Exact copy, no pictures: output all the records that follow.

◆ **Dataset entries**
[Start of section]

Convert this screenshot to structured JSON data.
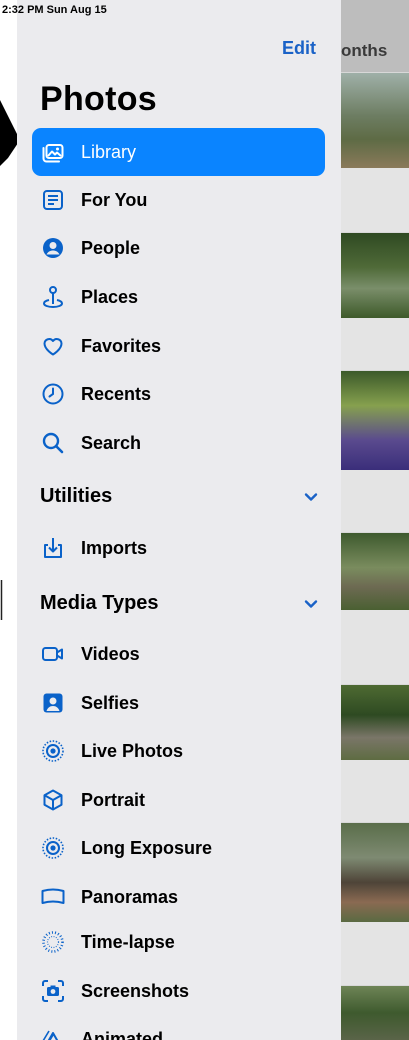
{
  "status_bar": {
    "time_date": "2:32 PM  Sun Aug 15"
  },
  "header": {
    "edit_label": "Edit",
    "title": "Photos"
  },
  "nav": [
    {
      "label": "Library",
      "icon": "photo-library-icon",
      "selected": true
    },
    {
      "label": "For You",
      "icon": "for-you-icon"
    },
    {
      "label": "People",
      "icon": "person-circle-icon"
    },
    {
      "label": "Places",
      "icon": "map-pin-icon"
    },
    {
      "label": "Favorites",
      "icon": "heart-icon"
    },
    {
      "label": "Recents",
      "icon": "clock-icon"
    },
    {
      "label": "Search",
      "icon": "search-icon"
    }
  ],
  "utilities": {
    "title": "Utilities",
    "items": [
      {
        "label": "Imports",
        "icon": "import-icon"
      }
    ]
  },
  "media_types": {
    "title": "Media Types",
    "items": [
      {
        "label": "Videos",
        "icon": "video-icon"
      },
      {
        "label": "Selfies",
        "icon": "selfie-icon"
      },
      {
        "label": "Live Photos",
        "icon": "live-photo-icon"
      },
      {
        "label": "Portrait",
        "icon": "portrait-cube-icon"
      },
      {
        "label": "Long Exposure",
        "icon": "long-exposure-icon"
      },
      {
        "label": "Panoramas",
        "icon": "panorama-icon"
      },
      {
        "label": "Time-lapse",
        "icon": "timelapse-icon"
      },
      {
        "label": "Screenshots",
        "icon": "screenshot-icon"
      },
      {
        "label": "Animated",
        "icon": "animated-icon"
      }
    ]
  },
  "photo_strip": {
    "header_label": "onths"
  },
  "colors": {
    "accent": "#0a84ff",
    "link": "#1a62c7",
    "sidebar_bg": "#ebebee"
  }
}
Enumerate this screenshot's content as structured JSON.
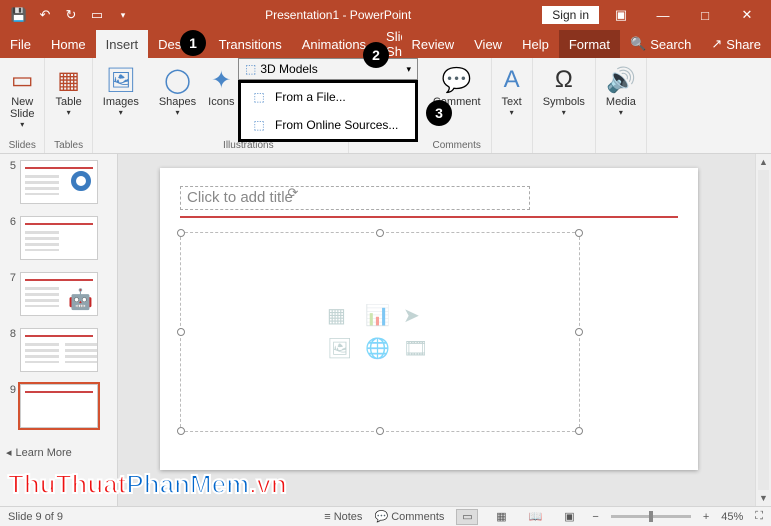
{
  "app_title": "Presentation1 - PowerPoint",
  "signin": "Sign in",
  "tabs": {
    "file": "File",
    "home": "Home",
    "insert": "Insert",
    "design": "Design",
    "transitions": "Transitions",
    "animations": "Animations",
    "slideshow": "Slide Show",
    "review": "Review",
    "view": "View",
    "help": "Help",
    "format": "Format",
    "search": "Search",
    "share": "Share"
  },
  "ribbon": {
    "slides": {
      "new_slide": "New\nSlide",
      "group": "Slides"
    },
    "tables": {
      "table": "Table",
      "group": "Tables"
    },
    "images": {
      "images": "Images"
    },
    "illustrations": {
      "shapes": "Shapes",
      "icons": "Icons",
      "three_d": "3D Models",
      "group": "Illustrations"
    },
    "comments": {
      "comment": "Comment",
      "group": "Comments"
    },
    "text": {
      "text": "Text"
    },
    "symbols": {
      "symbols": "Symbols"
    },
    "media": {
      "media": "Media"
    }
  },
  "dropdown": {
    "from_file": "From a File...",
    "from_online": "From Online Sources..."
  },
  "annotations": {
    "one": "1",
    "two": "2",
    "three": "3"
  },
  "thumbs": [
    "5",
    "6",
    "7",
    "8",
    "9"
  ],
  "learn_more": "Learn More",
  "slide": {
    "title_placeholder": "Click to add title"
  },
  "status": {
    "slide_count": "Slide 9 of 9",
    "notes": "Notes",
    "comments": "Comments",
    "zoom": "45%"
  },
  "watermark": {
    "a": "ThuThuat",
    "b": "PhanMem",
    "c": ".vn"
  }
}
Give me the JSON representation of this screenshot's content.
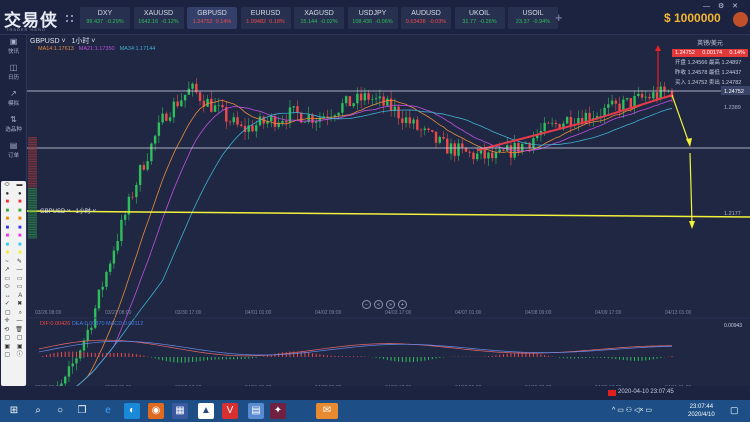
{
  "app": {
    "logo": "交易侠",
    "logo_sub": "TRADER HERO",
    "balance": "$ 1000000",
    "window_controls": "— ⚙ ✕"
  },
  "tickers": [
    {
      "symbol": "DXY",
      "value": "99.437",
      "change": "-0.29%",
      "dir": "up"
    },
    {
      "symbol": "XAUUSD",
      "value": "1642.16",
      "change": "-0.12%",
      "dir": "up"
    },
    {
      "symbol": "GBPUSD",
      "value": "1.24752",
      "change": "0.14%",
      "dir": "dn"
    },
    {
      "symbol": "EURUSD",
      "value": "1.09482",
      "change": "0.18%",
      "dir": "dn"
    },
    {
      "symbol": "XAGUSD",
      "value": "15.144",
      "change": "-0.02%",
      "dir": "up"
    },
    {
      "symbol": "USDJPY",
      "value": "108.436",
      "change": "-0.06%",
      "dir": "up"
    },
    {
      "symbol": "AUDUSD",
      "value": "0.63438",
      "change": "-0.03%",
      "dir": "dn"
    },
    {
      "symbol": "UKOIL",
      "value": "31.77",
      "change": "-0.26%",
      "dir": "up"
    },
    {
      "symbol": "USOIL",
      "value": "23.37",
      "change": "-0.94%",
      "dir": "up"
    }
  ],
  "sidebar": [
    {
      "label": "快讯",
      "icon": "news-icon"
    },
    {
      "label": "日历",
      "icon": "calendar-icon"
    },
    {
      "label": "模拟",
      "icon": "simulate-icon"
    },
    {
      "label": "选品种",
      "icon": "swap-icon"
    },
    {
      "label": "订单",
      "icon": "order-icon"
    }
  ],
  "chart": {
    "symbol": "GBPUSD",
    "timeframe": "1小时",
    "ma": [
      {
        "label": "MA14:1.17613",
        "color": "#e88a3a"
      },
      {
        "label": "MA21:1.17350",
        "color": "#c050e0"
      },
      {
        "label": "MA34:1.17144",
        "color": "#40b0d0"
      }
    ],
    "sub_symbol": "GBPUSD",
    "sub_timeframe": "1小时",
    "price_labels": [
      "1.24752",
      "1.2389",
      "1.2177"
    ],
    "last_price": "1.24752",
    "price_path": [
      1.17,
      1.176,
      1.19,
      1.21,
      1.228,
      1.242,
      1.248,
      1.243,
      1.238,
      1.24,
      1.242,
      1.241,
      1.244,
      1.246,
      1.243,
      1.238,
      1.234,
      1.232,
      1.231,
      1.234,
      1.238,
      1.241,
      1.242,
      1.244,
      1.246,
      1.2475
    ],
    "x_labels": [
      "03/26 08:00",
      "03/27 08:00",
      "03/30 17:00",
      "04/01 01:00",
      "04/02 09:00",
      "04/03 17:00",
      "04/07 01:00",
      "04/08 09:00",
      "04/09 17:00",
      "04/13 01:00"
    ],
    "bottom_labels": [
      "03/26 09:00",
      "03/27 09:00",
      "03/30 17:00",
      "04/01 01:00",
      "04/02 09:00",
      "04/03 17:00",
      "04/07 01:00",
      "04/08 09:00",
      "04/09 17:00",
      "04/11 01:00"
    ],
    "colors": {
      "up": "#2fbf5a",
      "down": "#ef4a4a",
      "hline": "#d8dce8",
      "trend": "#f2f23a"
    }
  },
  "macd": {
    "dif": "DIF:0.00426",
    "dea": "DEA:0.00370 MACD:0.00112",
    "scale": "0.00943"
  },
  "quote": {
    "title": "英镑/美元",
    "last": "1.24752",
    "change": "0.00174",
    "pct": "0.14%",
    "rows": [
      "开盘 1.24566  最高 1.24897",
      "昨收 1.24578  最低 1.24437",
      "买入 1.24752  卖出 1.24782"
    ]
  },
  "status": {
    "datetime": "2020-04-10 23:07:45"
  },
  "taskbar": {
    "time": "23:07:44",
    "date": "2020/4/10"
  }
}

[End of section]

◆ **Solved problem**
Convert this screenshot to structured JSON data.
{
  "status_bar": {
    "time_date": "2:32 PM  Sun Aug 15"
  },
  "header": {
    "edit_label": "Edit",
    "title": "Photos"
  },
  "nav": [
    {
      "label": "Library",
      "icon": "photo-library-icon",
      "selected": true
    },
    {
      "label": "For You",
      "icon": "for-you-icon"
    },
    {
      "label": "People",
      "icon": "person-circle-icon"
    },
    {
      "label": "Places",
      "icon": "map-pin-icon"
    },
    {
      "label": "Favorites",
      "icon": "heart-icon"
    },
    {
      "label": "Recents",
      "icon": "clock-icon"
    },
    {
      "label": "Search",
      "icon": "search-icon"
    }
  ],
  "utilities": {
    "title": "Utilities",
    "items": [
      {
        "label": "Imports",
        "icon": "import-icon"
      }
    ]
  },
  "media_types": {
    "title": "Media Types",
    "items": [
      {
        "label": "Videos",
        "icon": "video-icon"
      },
      {
        "label": "Selfies",
        "icon": "selfie-icon"
      },
      {
        "label": "Live Photos",
        "icon": "live-photo-icon"
      },
      {
        "label": "Portrait",
        "icon": "portrait-cube-icon"
      },
      {
        "label": "Long Exposure",
        "icon": "long-exposure-icon"
      },
      {
        "label": "Panoramas",
        "icon": "panorama-icon"
      },
      {
        "label": "Time-lapse",
        "icon": "timelapse-icon"
      },
      {
        "label": "Screenshots",
        "icon": "screenshot-icon"
      },
      {
        "label": "Animated",
        "icon": "animated-icon"
      }
    ]
  },
  "photo_strip": {
    "header_label": "onths"
  },
  "colors": {
    "accent": "#0a84ff",
    "link": "#1a62c7",
    "sidebar_bg": "#ebebee"
  }
}
Enumerate this screenshot's content as structured JSON.
{
  "app_title": "Presentation1 - PowerPoint",
  "signin": "Sign in",
  "tabs": {
    "file": "File",
    "home": "Home",
    "insert": "Insert",
    "design": "Design",
    "transitions": "Transitions",
    "animations": "Animations",
    "slideshow": "Slide Show",
    "review": "Review",
    "view": "View",
    "help": "Help",
    "format": "Format",
    "search": "Search",
    "share": "Share"
  },
  "ribbon": {
    "slides": {
      "new_slide": "New\nSlide",
      "group": "Slides"
    },
    "tables": {
      "table": "Table",
      "group": "Tables"
    },
    "images": {
      "images": "Images"
    },
    "illustrations": {
      "shapes": "Shapes",
      "icons": "Icons",
      "three_d": "3D Models",
      "group": "Illustrations"
    },
    "comments": {
      "comment": "Comment",
      "group": "Comments"
    },
    "text": {
      "text": "Text"
    },
    "symbols": {
      "symbols": "Symbols"
    },
    "media": {
      "media": "Media"
    }
  },
  "dropdown": {
    "from_file": "From a File...",
    "from_online": "From Online Sources..."
  },
  "annotations": {
    "one": "1",
    "two": "2",
    "three": "3"
  },
  "thumbs": [
    "5",
    "6",
    "7",
    "8",
    "9"
  ],
  "learn_more": "Learn More",
  "slide": {
    "title_placeholder": "Click to add title"
  },
  "status": {
    "slide_count": "Slide 9 of 9",
    "notes": "Notes",
    "comments": "Comments",
    "zoom": "45%"
  },
  "watermark": {
    "a": "ThuThuat",
    "b": "PhanMem",
    "c": ".vn"
  }
}
Give me the JSON representation of this screenshot's content.
{
  "app": {
    "logo": "交易侠",
    "logo_sub": "TRADER HERO",
    "balance": "$ 1000000",
    "window_controls": "— ⚙ ✕"
  },
  "tickers": [
    {
      "symbol": "DXY",
      "value": "99.437",
      "change": "-0.29%",
      "dir": "up"
    },
    {
      "symbol": "XAUUSD",
      "value": "1642.16",
      "change": "-0.12%",
      "dir": "up"
    },
    {
      "symbol": "GBPUSD",
      "value": "1.24752",
      "change": "0.14%",
      "dir": "dn"
    },
    {
      "symbol": "EURUSD",
      "value": "1.09482",
      "change": "0.18%",
      "dir": "dn"
    },
    {
      "symbol": "XAGUSD",
      "value": "15.144",
      "change": "-0.02%",
      "dir": "up"
    },
    {
      "symbol": "USDJPY",
      "value": "108.436",
      "change": "-0.06%",
      "dir": "up"
    },
    {
      "symbol": "AUDUSD",
      "value": "0.63438",
      "change": "-0.03%",
      "dir": "dn"
    },
    {
      "symbol": "UKOIL",
      "value": "31.77",
      "change": "-0.26%",
      "dir": "up"
    },
    {
      "symbol": "USOIL",
      "value": "23.37",
      "change": "-0.94%",
      "dir": "up"
    }
  ],
  "sidebar": [
    {
      "label": "快讯",
      "icon": "news-icon"
    },
    {
      "label": "日历",
      "icon": "calendar-icon"
    },
    {
      "label": "模拟",
      "icon": "simulate-icon"
    },
    {
      "label": "选品种",
      "icon": "swap-icon"
    },
    {
      "label": "订单",
      "icon": "order-icon"
    }
  ],
  "chart": {
    "symbol": "GBPUSD",
    "timeframe": "1小时",
    "ma": [
      {
        "label": "MA14:1.17613",
        "color": "#e88a3a"
      },
      {
        "label": "MA21:1.17350",
        "color": "#c050e0"
      },
      {
        "label": "MA34:1.17144",
        "color": "#40b0d0"
      }
    ],
    "sub_symbol": "GBPUSD",
    "sub_timeframe": "1小时",
    "price_labels": [
      "1.24752",
      "1.2389",
      "1.2177"
    ],
    "last_price": "1.24752",
    "price_path": [
      1.17,
      1.176,
      1.19,
      1.21,
      1.228,
      1.242,
      1.248,
      1.243,
      1.238,
      1.24,
      1.242,
      1.241,
      1.244,
      1.246,
      1.243,
      1.238,
      1.234,
      1.232,
      1.231,
      1.234,
      1.238,
      1.241,
      1.242,
      1.244,
      1.246,
      1.2475
    ],
    "x_labels": [
      "03/26 08:00",
      "03/27 08:00",
      "03/30 17:00",
      "04/01 01:00",
      "04/02 09:00",
      "04/03 17:00",
      "04/07 01:00",
      "04/08 09:00",
      "04/09 17:00",
      "04/13 01:00"
    ],
    "bottom_labels": [
      "03/26 09:00",
      "03/27 09:00",
      "03/30 17:00",
      "04/01 01:00",
      "04/02 09:00",
      "04/03 17:00",
      "04/07 01:00",
      "04/08 09:00",
      "04/09 17:00",
      "04/11 01:00"
    ],
    "colors": {
      "up": "#2fbf5a",
      "down": "#ef4a4a",
      "hline": "#d8dce8",
      "trend": "#f2f23a"
    }
  },
  "macd": {
    "dif": "DIF:0.00426",
    "dea": "DEA:0.00370 MACD:0.00112",
    "scale": "0.00943"
  },
  "quote": {
    "title": "英镑/美元",
    "last": "1.24752",
    "change": "0.00174",
    "pct": "0.14%",
    "rows": [
      "开盘 1.24566  最高 1.24897",
      "昨收 1.24578  最低 1.24437",
      "买入 1.24752  卖出 1.24782"
    ]
  },
  "status": {
    "datetime": "2020-04-10 23:07:45"
  },
  "taskbar": {
    "time": "23:07:44",
    "date": "2020/4/10"
  }
}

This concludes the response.